Pretty Yende’s star is in the ascent. After training at La Scala, Milan, she made her debut with Metropolitan Opera, New York, aged 27, stepping in at less than a month’s notice to sing in Le Comte Ory opposite Juan Diego Flórez. That was back in 2013, and since then she’s sung for opera houses around the world, making her Royal Opera debut in summer 2017 in L’elisir d’amore. A few weeks earlier her debut solo album A Journey won the International Opera Award for Solo Recital Recording.
Yende’s discovery of opera is well-documented: aged 16, she heard Delibes’ Flower Duet from Lakmé on a British Airways television advert, and was immediately captivated. But of course her musical life predates that exposure, as she explains in an interview at the Royal Opera House:
‘Music for me was really planted way, way back. I remember days with my grandmother when she would teach me songs – you know, church hymns – and that’s where I started to sing. At home there was always music in the house, so the ear was accustomed to hearing sounds and melodies. And then of course to be introduced to opera in 2001 was a revelation.’
Once bitten by the opera bug, Yende abandoned her previous career plans – to become an accountant – to see if opera was something she could devote her life to. Studies at the South African College of Music, University of Cape Town, and then at La Scala’s Academy revealed Yende’s extraordinarily agile and lustrous voice, well suited to the vocal fireworks of bel canto.
Yende’s voice so far has led her to a range of different characters, from the resourceful determination of Rosina in The Barber of Seville to the tragedy of Lucia in Lucia di Lammermoor. Yende has found that each role has affected her offstage personality:
‘That’s the beauty of opera – to be able to play all these characters and realizing that they are human beings, and to be able to share those human emotions with who you are personally off stage. It’s quite exciting, how not so far opera is. It’s very, very human.’
So it should come as no surprise that Yende is sceptical about those ever-present claims that opera as an art form is on its way out. ‘This music is so universal – it caters for all colours and all genders and all different walks of life.
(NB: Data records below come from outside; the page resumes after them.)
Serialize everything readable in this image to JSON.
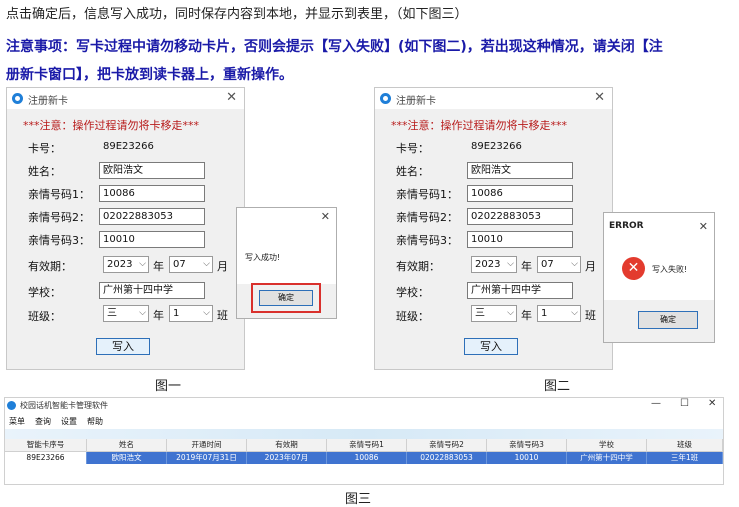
{
  "text": {
    "line1": "点击确定后，信息写入成功，同时保存内容到本地，并显示到表里，（如下图三）",
    "line2": "注意事项：写卡过程中请勿移动卡片，否则会提示【写入失败】(如下图二)，若出现这种情况，请关闭【注",
    "line3": "册新卡窗口】，把卡放到读卡器上，重新操作。"
  },
  "dialog": {
    "title": "注册新卡",
    "close": "✕",
    "notice": "***注意：操作过程请勿将卡移走***",
    "labels": {
      "card_no": "卡号：",
      "name": "姓名：",
      "phone1": "亲情号码1：",
      "phone2": "亲情号码2：",
      "phone3": "亲情号码3：",
      "valid": "有效期：",
      "school": "学校：",
      "class": "班级："
    },
    "values": {
      "card_no": "89E23266",
      "name": "欧阳浩文",
      "phone1": "10086",
      "phone2": "02022883053",
      "phone3": "10010",
      "year": "2023",
      "month": "07",
      "school": "广州第十四中学",
      "grade": "三",
      "class": "1"
    },
    "units": {
      "year": "年",
      "month": "月",
      "grade": "年",
      "class": "班"
    },
    "write_button": "写入"
  },
  "popup_success": {
    "close": "✕",
    "message": "写入成功!",
    "ok": "确定"
  },
  "popup_error": {
    "title": "ERROR",
    "close": "✕",
    "message": "写入失败!",
    "ok": "确定"
  },
  "captions": {
    "fig1": "图一",
    "fig2": "图二",
    "fig3": "图三"
  },
  "app": {
    "title": "校园话机智能卡管理软件",
    "controls": {
      "min": "—",
      "max": "☐",
      "close": "✕"
    },
    "menu": [
      "菜单",
      "查询",
      "设置",
      "帮助"
    ],
    "columns": [
      "智能卡序号",
      "姓名",
      "开通时间",
      "有效期",
      "亲情号码1",
      "亲情号码2",
      "亲情号码3",
      "学校",
      "班级"
    ],
    "rows": [
      [
        "89E23266",
        "欧阳浩文",
        "2019年07月31日",
        "2023年07月",
        "10086",
        "02022883053",
        "10010",
        "广州第十四中学",
        "三年1班"
      ]
    ]
  },
  "colors": {
    "accent": "#1a1aa8",
    "notice_red": "#b81c1c",
    "highlight_red": "#d9302c",
    "row_selected": "#3f73d0"
  }
}
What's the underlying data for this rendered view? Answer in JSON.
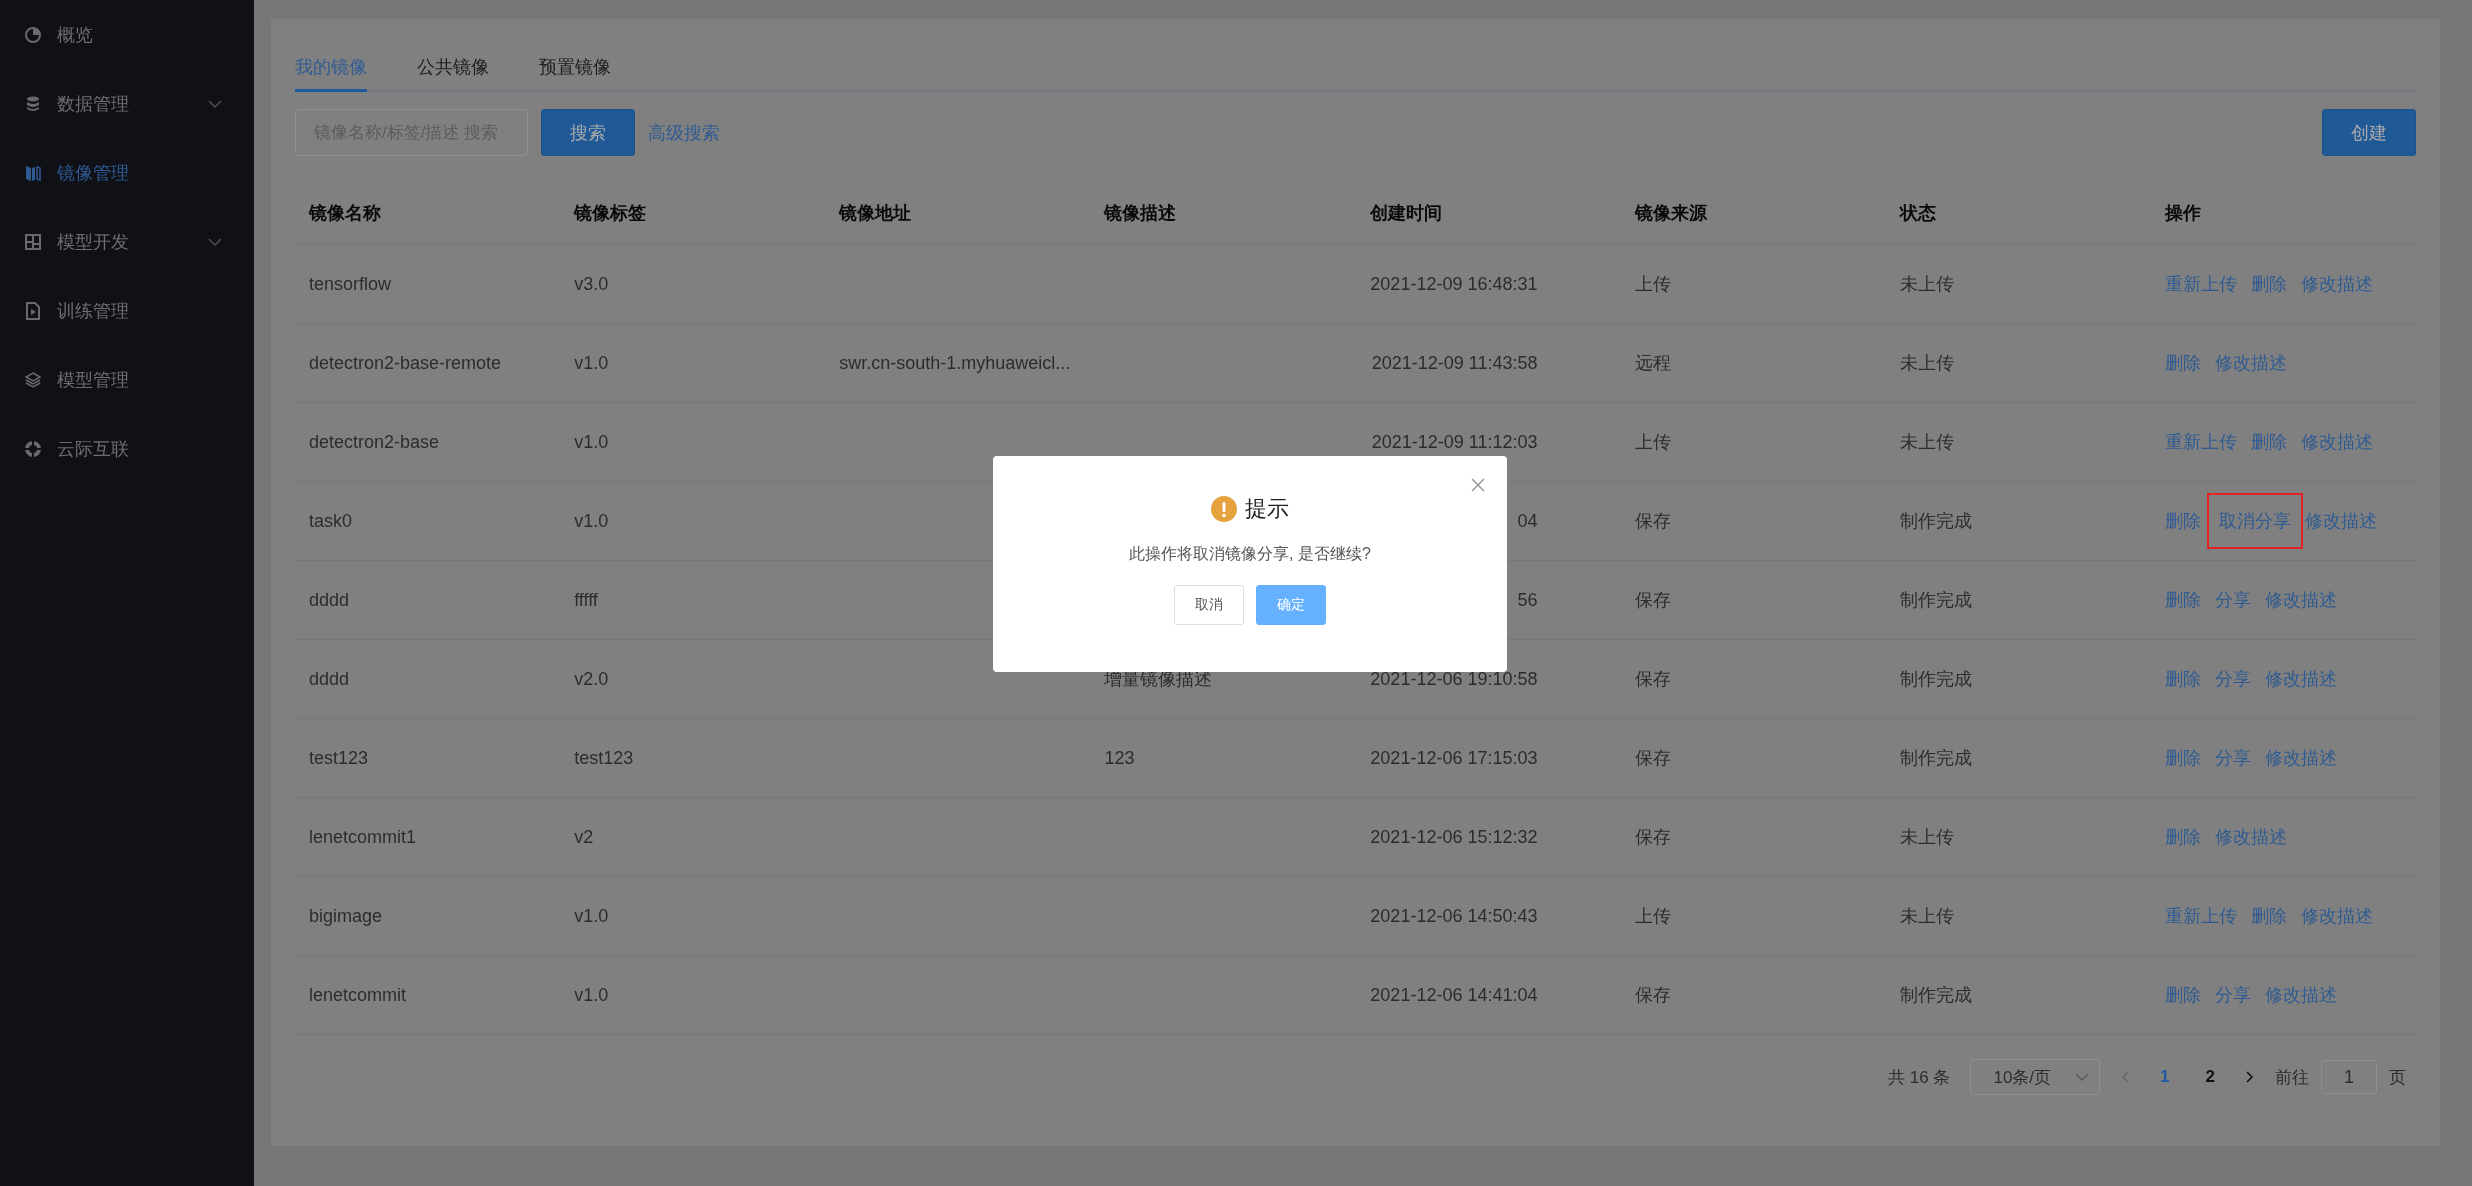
{
  "sidebar": {
    "items": [
      {
        "label": "概览",
        "selected": false,
        "expandable": false
      },
      {
        "label": "数据管理",
        "selected": false,
        "expandable": true
      },
      {
        "label": "镜像管理",
        "selected": true,
        "expandable": false
      },
      {
        "label": "模型开发",
        "selected": false,
        "expandable": true
      },
      {
        "label": "训练管理",
        "selected": false,
        "expandable": false
      },
      {
        "label": "模型管理",
        "selected": false,
        "expandable": false
      },
      {
        "label": "云际互联",
        "selected": false,
        "expandable": false
      }
    ]
  },
  "tabs": [
    {
      "label": "我的镜像",
      "selected": true
    },
    {
      "label": "公共镜像",
      "selected": false
    },
    {
      "label": "预置镜像",
      "selected": false
    }
  ],
  "search": {
    "placeholder": "镜像名称/标签/描述 搜索",
    "button": "搜索",
    "advanced": "高级搜索"
  },
  "create_button": "创建",
  "table": {
    "columns": [
      "镜像名称",
      "镜像标签",
      "镜像地址",
      "镜像描述",
      "创建时间",
      "镜像来源",
      "状态",
      "操作"
    ],
    "rows": [
      {
        "name": "tensorflow",
        "tag": "v3.0",
        "address": "",
        "description": "",
        "created": "2021-12-09 16:48:31",
        "source": "上传",
        "status": "未上传",
        "actions": [
          {
            "label": "重新上传",
            "highlighted": false
          },
          {
            "label": "删除",
            "highlighted": false
          },
          {
            "label": "修改描述",
            "highlighted": false
          }
        ]
      },
      {
        "name": "detectron2-base-remote",
        "tag": "v1.0",
        "address": "swr.cn-south-1.myhuaweicl...",
        "description": "",
        "created": "2021-12-09 11:43:58",
        "source": "远程",
        "status": "未上传",
        "actions": [
          {
            "label": "删除",
            "highlighted": false
          },
          {
            "label": "修改描述",
            "highlighted": false
          }
        ]
      },
      {
        "name": "detectron2-base",
        "tag": "v1.0",
        "address": "",
        "description": "",
        "created": "2021-12-09 11:12:03",
        "source": "上传",
        "status": "未上传",
        "actions": [
          {
            "label": "重新上传",
            "highlighted": false
          },
          {
            "label": "删除",
            "highlighted": false
          },
          {
            "label": "修改描述",
            "highlighted": false
          }
        ]
      },
      {
        "name": "task0",
        "tag": "v1.0",
        "address": "",
        "description": "",
        "created": "04",
        "source": "保存",
        "status": "制作完成",
        "actions": [
          {
            "label": "删除",
            "highlighted": false
          },
          {
            "label": "取消分享",
            "highlighted": true
          },
          {
            "label": "修改描述",
            "highlighted": false
          }
        ]
      },
      {
        "name": "dddd",
        "tag": "fffff",
        "address": "",
        "description": "",
        "created": "56",
        "source": "保存",
        "status": "制作完成",
        "actions": [
          {
            "label": "删除",
            "highlighted": false
          },
          {
            "label": "分享",
            "highlighted": false
          },
          {
            "label": "修改描述",
            "highlighted": false
          }
        ]
      },
      {
        "name": "dddd",
        "tag": "v2.0",
        "address": "",
        "description": "增量镜像描述",
        "created": "2021-12-06 19:10:58",
        "source": "保存",
        "status": "制作完成",
        "actions": [
          {
            "label": "删除",
            "highlighted": false
          },
          {
            "label": "分享",
            "highlighted": false
          },
          {
            "label": "修改描述",
            "highlighted": false
          }
        ]
      },
      {
        "name": "test123",
        "tag": "test123",
        "address": "",
        "description": "123",
        "created": "2021-12-06 17:15:03",
        "source": "保存",
        "status": "制作完成",
        "actions": [
          {
            "label": "删除",
            "highlighted": false
          },
          {
            "label": "分享",
            "highlighted": false
          },
          {
            "label": "修改描述",
            "highlighted": false
          }
        ]
      },
      {
        "name": "lenetcommit1",
        "tag": "v2",
        "address": "",
        "description": "",
        "created": "2021-12-06 15:12:32",
        "source": "保存",
        "status": "未上传",
        "actions": [
          {
            "label": "删除",
            "highlighted": false
          },
          {
            "label": "修改描述",
            "highlighted": false
          }
        ]
      },
      {
        "name": "bigimage",
        "tag": "v1.0",
        "address": "",
        "description": "",
        "created": "2021-12-06 14:50:43",
        "source": "上传",
        "status": "未上传",
        "actions": [
          {
            "label": "重新上传",
            "highlighted": false
          },
          {
            "label": "删除",
            "highlighted": false
          },
          {
            "label": "修改描述",
            "highlighted": false
          }
        ]
      },
      {
        "name": "lenetcommit",
        "tag": "v1.0",
        "address": "",
        "description": "",
        "created": "2021-12-06 14:41:04",
        "source": "保存",
        "status": "制作完成",
        "actions": [
          {
            "label": "删除",
            "highlighted": false
          },
          {
            "label": "分享",
            "highlighted": false
          },
          {
            "label": "修改描述",
            "highlighted": false
          }
        ]
      }
    ]
  },
  "pagination": {
    "total": "共 16 条",
    "page_size": "10条/页",
    "pages": [
      {
        "label": "1",
        "selected": true
      },
      {
        "label": "2",
        "selected": false
      }
    ],
    "goto_label": "前往",
    "goto_value": "1",
    "goto_suffix": "页"
  },
  "dialog": {
    "title": "提示",
    "message": "此操作将取消镜像分享, 是否继续?",
    "cancel": "取消",
    "confirm": "确定"
  }
}
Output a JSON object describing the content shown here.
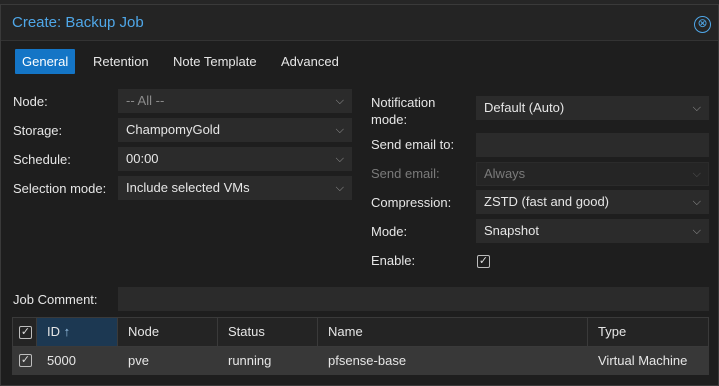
{
  "dialog": {
    "title": "Create: Backup Job",
    "close_symbol": "⊗"
  },
  "tabs": [
    {
      "label": "General",
      "active": true
    },
    {
      "label": "Retention",
      "active": false
    },
    {
      "label": "Note Template",
      "active": false
    },
    {
      "label": "Advanced",
      "active": false
    }
  ],
  "left": {
    "node": {
      "label": "Node:",
      "value": "-- All --"
    },
    "storage": {
      "label": "Storage:",
      "value": "ChampomyGold"
    },
    "schedule": {
      "label": "Schedule:",
      "value": "00:00"
    },
    "selection_mode": {
      "label": "Selection mode:",
      "value": "Include selected VMs"
    },
    "job_comment": {
      "label": "Job Comment:",
      "value": ""
    }
  },
  "right": {
    "notification_mode": {
      "label_line1": "Notification",
      "label_line2": "mode:",
      "value": "Default (Auto)"
    },
    "send_email_to": {
      "label": "Send email to:",
      "value": ""
    },
    "send_email": {
      "label": "Send email:",
      "value": "Always"
    },
    "compression": {
      "label": "Compression:",
      "value": "ZSTD (fast and good)"
    },
    "mode": {
      "label": "Mode:",
      "value": "Snapshot"
    },
    "enable": {
      "label": "Enable:",
      "checked": true
    }
  },
  "grid": {
    "columns": [
      "ID",
      "Node",
      "Status",
      "Name",
      "Type"
    ],
    "sort_indicator": "↑",
    "rows": [
      {
        "selected": true,
        "id": "5000",
        "node": "pve",
        "status": "running",
        "name": "pfsense-base",
        "type": "Virtual Machine"
      }
    ]
  },
  "glyphs": {
    "chevron": "⌵",
    "check": "✓"
  }
}
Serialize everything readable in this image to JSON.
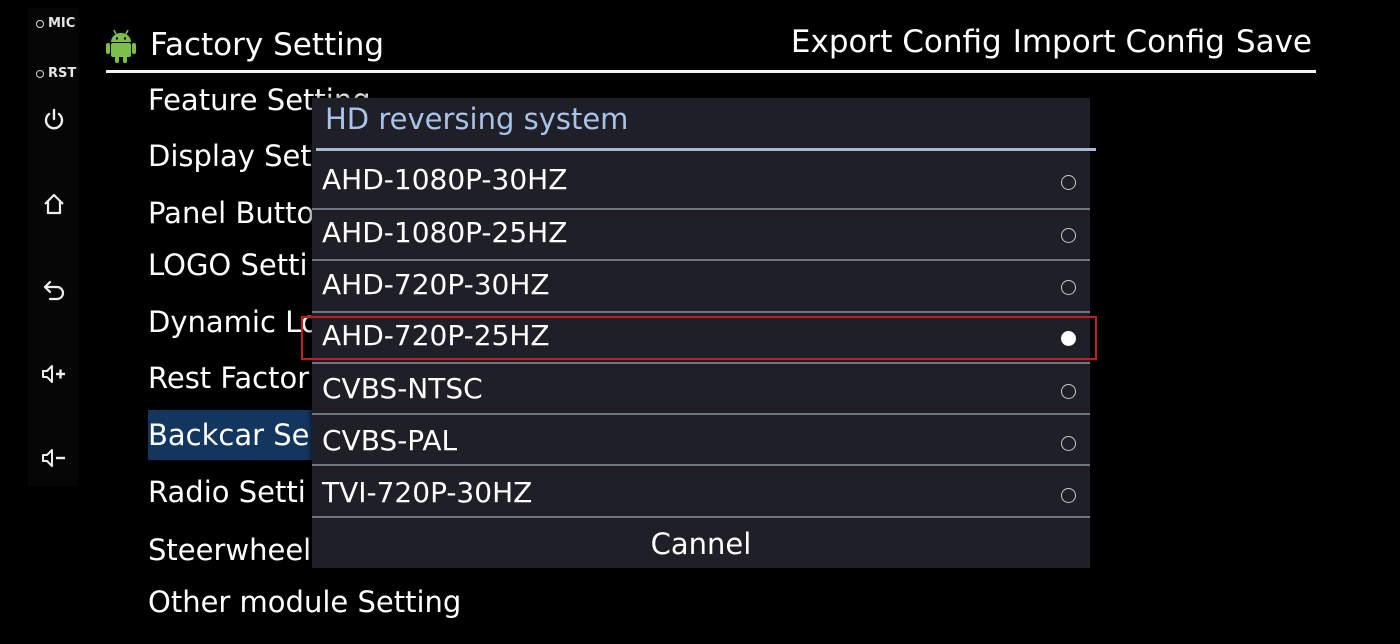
{
  "hardware_strip": {
    "mic_label": "MIC",
    "rst_label": "RST",
    "icons": [
      "power-icon",
      "home-icon",
      "back-icon",
      "volume-up-icon",
      "volume-down-icon"
    ]
  },
  "header": {
    "app_icon": "android-icon",
    "title": "Factory Setting",
    "actions": {
      "export": "Export Config",
      "import": "Import Config",
      "save": "Save"
    }
  },
  "menu": {
    "items": [
      {
        "label": "Feature Setting"
      },
      {
        "label": "Display Setting"
      },
      {
        "label": "Panel Button Setting"
      },
      {
        "label": "LOGO Setting"
      },
      {
        "label": "Dynamic LOGO Setting"
      },
      {
        "label": "Rest Factory Setting"
      },
      {
        "label": "Backcar Setting"
      },
      {
        "label": "Radio Setting"
      },
      {
        "label": "Steerwheel Setting"
      },
      {
        "label": "Other module Setting"
      }
    ],
    "visible_labels": [
      "Feature Setting",
      "Display Set",
      "Panel Butto",
      "LOGO Setti",
      "Dynamic Lo",
      "Rest Factor",
      "Backcar Se",
      "Radio Setti",
      "Steerwheel",
      "Other module Setting"
    ],
    "selected_index": 6
  },
  "dialog": {
    "title": "HD reversing system",
    "options": [
      {
        "label": "AHD-1080P-30HZ",
        "checked": false
      },
      {
        "label": "AHD-1080P-25HZ",
        "checked": false
      },
      {
        "label": "AHD-720P-30HZ",
        "checked": false
      },
      {
        "label": "AHD-720P-25HZ",
        "checked": true
      },
      {
        "label": "CVBS-NTSC",
        "checked": false
      },
      {
        "label": "CVBS-PAL",
        "checked": false
      },
      {
        "label": "TVI-720P-30HZ",
        "checked": false
      }
    ],
    "focused_index": 3,
    "cancel_label": "Cannel"
  },
  "colors": {
    "background": "#000000",
    "dialog_bg": "#1f1f28",
    "dialog_title": "#a8c2e8",
    "selected_menu_bg": "#12365e",
    "focus_border": "#c01c22",
    "android_green": "#7cc04a"
  }
}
As much as we say it’s dying, it can’t die if we keep on encouraging it and enjoying it. Maybe we should stop saying opera is dying – and say it’s alive’.
L’elisir d’amore runs until 22 June 2017. Tickets are still available.
The production is a co-production with Opéra National de Paris.